The class, taught by Assistant Professor Deborah Van Langen, involves students providing valuable health services to faculty and staff members who desire to lead a healthier lifestyle. Undergraduates, many of whom aspire to careers as physical therapists or personal trainers, offer proper exercise prescription advice to College employees for free.

“The class gives students a chance to apply what they learn in class onto real-world participants,” Van Langen said. “Participants, in turn, get a chance to work with students who want exposure to a clinical population or to go on to graduate school.”

The once-a-week class consists of fitness development and exercise science majors applying their skills learned in class to help address various conditions such as cardiovascular disease, diabetes, high blood pressure, obesity and pulmonary disorders.

Each student is assigned a patient and the pair work together to improve the patient’s health condition. Students usually teach a cardiovascular warm-up exercise, a strength training lesson and a meditation component to reduce stress after exercise.

For now, patients who volunteer for the course are faculty and staff members from the College. Van Langen said she hopes to include participants from the Cortland community in the future. Patients mostly demonstrate high-risk health concerns, which offers students exposure to a clinical population of clients as opposed to a recreation population, Van Langen said.

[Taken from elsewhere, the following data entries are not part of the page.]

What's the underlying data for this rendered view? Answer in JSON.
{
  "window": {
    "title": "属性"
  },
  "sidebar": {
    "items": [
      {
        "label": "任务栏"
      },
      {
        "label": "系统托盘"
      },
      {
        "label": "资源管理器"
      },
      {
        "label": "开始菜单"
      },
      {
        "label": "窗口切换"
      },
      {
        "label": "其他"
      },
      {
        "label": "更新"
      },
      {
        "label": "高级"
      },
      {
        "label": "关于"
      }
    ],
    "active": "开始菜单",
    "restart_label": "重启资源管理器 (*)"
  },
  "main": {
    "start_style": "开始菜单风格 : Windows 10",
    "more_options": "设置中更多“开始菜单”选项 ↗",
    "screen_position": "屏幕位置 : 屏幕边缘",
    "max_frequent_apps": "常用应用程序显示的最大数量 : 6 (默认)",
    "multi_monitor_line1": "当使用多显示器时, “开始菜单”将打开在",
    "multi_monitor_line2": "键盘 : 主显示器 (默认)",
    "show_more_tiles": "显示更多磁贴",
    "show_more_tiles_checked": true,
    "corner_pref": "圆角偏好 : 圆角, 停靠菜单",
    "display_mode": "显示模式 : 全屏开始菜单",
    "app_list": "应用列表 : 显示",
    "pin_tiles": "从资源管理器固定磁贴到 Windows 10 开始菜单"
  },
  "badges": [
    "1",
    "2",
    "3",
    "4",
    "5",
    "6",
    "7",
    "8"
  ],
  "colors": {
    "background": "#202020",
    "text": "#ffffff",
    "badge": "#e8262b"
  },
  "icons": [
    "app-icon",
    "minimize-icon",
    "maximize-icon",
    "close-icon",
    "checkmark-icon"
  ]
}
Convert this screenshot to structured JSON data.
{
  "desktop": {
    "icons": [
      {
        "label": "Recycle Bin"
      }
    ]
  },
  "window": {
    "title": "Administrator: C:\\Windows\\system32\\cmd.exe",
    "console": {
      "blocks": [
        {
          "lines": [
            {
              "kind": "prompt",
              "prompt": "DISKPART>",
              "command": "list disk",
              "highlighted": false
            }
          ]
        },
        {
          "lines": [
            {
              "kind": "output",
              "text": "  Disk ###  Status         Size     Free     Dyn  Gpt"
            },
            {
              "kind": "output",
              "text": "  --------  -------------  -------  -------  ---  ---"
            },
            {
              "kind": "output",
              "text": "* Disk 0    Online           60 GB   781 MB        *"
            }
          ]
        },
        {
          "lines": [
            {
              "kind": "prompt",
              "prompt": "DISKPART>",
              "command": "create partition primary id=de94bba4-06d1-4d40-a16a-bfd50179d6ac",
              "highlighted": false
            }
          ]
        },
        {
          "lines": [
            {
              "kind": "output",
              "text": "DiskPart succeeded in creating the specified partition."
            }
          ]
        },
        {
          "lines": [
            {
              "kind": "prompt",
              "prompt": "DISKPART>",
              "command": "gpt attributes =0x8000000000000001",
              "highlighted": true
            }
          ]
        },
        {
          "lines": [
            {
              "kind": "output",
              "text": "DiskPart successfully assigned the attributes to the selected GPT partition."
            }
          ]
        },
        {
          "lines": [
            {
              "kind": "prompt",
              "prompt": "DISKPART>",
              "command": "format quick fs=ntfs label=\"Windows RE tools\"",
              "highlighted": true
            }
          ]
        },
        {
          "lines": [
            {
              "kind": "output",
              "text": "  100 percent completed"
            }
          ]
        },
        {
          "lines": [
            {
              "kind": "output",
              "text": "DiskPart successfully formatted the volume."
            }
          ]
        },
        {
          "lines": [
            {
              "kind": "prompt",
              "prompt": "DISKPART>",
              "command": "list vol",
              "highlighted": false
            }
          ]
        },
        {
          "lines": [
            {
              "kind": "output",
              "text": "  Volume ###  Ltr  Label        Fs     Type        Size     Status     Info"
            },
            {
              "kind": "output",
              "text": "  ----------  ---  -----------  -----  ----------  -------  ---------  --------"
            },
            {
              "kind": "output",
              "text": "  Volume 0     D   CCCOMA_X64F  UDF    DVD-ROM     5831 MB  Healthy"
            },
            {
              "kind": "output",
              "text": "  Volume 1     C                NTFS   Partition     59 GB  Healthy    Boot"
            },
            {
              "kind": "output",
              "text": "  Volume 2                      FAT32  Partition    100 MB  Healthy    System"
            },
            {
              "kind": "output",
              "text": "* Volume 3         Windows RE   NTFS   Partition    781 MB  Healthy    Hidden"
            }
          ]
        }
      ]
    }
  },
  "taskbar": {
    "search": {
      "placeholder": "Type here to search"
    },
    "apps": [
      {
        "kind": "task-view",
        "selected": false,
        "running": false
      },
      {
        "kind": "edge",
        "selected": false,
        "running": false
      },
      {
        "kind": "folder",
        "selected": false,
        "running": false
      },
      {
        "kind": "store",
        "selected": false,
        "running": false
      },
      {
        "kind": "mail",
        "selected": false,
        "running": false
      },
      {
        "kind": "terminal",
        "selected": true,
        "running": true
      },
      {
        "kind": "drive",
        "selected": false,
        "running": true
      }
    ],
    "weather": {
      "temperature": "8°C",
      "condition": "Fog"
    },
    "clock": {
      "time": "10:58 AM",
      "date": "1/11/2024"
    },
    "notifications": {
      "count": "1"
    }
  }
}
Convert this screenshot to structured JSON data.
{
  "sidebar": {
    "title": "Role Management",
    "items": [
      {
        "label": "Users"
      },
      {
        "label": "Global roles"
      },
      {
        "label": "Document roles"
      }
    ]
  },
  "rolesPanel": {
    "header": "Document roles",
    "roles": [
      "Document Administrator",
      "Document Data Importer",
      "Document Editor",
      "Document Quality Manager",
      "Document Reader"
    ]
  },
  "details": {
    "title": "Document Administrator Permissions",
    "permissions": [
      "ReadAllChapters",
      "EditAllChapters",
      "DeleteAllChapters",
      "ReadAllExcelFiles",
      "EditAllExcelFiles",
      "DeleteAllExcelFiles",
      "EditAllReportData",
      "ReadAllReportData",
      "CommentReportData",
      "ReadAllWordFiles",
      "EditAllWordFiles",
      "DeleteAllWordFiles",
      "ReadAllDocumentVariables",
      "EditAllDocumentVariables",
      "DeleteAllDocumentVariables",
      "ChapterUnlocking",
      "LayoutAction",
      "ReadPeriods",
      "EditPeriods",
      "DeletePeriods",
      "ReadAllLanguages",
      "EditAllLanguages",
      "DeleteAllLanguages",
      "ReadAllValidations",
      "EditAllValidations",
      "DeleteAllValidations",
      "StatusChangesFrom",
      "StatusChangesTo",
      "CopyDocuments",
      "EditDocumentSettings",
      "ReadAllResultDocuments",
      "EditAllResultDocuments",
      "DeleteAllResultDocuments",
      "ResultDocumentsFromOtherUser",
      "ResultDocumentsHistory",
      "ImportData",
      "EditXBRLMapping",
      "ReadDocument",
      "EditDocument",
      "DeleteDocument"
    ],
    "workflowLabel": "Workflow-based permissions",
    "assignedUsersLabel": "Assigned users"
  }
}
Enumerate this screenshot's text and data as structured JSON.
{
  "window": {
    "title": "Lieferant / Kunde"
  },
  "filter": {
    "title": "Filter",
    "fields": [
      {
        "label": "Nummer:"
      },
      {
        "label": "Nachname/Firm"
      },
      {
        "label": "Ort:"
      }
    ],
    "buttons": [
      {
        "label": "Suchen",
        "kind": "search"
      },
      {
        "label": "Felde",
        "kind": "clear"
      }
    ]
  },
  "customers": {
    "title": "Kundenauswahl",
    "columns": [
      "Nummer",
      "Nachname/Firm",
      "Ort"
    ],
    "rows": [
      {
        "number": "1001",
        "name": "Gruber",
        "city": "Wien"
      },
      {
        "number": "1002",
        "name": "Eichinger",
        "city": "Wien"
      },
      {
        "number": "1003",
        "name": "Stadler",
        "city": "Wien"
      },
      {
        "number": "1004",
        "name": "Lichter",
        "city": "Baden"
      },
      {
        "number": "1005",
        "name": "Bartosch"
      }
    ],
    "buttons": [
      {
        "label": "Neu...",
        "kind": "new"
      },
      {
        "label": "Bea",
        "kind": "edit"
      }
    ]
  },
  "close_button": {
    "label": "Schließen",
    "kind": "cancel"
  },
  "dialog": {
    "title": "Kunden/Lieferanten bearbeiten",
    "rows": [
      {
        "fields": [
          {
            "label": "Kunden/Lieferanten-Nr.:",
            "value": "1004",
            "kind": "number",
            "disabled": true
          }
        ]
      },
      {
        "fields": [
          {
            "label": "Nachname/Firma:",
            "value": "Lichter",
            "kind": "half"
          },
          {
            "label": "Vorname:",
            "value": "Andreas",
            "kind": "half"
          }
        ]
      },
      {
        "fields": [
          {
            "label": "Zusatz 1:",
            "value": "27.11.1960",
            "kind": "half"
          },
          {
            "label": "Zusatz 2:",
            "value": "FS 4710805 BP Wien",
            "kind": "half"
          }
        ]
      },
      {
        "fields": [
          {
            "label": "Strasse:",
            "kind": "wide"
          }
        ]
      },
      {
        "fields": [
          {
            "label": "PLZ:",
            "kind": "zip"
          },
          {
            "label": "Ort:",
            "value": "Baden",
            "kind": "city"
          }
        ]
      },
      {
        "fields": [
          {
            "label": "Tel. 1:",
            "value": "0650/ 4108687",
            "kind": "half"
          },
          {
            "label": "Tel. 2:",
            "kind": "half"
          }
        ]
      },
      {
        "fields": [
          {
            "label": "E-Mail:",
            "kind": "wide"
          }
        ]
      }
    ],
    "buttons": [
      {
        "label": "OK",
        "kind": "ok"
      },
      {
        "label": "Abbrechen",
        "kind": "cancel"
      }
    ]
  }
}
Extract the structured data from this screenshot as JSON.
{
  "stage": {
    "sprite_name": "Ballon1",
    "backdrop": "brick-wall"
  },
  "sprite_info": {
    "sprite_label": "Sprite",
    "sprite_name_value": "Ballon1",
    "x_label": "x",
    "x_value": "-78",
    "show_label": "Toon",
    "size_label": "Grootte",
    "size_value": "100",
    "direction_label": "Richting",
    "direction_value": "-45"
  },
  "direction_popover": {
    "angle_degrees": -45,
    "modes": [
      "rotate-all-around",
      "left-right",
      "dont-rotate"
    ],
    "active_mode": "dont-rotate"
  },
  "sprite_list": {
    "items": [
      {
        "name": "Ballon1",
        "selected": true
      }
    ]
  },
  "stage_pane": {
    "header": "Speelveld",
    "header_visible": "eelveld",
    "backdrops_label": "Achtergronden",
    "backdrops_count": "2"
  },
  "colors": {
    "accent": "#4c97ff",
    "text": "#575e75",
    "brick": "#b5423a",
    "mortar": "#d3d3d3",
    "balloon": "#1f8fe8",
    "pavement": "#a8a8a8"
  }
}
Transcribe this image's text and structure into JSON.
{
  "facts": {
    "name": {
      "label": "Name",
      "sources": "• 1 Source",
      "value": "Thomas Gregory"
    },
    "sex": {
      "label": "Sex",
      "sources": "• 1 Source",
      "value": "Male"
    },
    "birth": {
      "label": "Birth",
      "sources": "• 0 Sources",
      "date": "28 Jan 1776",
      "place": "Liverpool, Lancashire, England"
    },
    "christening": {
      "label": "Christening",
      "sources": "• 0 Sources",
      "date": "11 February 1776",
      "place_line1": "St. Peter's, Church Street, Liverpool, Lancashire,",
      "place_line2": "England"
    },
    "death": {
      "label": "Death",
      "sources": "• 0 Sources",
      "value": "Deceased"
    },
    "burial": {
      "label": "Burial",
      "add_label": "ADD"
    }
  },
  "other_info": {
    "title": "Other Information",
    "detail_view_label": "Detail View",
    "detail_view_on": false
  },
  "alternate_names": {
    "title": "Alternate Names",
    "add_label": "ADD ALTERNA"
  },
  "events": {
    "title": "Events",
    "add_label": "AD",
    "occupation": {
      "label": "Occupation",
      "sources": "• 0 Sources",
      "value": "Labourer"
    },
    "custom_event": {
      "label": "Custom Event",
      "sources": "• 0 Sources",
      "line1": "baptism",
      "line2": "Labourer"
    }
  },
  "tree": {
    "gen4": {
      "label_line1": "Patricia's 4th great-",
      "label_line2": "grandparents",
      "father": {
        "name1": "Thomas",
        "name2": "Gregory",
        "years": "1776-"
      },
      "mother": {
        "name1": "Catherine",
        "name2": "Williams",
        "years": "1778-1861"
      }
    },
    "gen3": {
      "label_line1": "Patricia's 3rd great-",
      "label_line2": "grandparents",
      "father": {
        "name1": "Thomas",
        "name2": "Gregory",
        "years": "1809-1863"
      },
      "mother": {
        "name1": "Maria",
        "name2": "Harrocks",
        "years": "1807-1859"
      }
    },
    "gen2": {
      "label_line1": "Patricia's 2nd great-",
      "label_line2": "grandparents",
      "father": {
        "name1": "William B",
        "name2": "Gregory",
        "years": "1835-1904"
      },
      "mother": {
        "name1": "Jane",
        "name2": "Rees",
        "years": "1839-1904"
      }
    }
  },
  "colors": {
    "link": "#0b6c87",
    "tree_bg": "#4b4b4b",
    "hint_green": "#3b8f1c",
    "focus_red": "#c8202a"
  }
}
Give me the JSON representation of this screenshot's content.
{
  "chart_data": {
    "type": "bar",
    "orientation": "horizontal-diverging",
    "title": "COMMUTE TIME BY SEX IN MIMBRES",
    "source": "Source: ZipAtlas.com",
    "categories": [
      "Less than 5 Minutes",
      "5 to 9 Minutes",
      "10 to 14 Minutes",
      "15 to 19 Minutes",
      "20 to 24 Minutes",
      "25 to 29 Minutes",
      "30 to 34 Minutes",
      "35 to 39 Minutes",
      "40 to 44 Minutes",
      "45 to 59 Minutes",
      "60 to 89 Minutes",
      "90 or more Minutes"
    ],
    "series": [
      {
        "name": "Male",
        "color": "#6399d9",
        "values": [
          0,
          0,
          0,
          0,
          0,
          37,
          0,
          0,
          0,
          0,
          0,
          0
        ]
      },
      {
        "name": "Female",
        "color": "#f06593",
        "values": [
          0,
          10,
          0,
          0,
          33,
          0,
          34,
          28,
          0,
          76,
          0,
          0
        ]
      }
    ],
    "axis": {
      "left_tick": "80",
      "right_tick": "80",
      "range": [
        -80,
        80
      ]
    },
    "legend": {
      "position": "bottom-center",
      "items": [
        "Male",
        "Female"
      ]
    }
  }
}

She also has expanded the course from three to four credits, which means students would meet with clients twice per week to gain more experience. Those students who are part of the course’s inaugural cohort are enjoying the hands-on experience they have gained so far.

Philip Socci, a senior kinesiology: exercise science major from Westchester, N.Y., said the class has been equally as beneficial for employee patients and students involved.

“The clients love it as a whole and they’ve been doing well,” Socci said. “Being able to have your class and teacher to help with the exercises and clients makes the experience so much better than having to do it without support.”

Nancy Newell, a senior fitness development major from Glenfield, N.Y., has noticed clients helping each other in staying on track with their health goals.

“The clients all get along and motivate each other to keep doing better,” she said. “It’s almost like a friendly competition.”

The course’s service learning foundation has played a major role in its outcomes so far. Van Langen worked closely with John Suarez, the College’s coordinator of service learning, to develop the course. The service learning process integrates meaningful community service with instruction and reflection to enrich the learning experience. Service learning helps students understand course-related topics from other people’s points of view.

According to Suarez, the service learning angle of the course makes it more rich and unique.

“Students are able to understand more because of this component and it allows them to work with people of all different backgrounds and habits,” Suarez said.

The course fosters close relationships between the aspiring health professionals and the type of clients that they likely will work with in the future.

“You have to know yourself before you know someone else,” Suarez said.

Prepared by public relations intern Brandon Romagnoli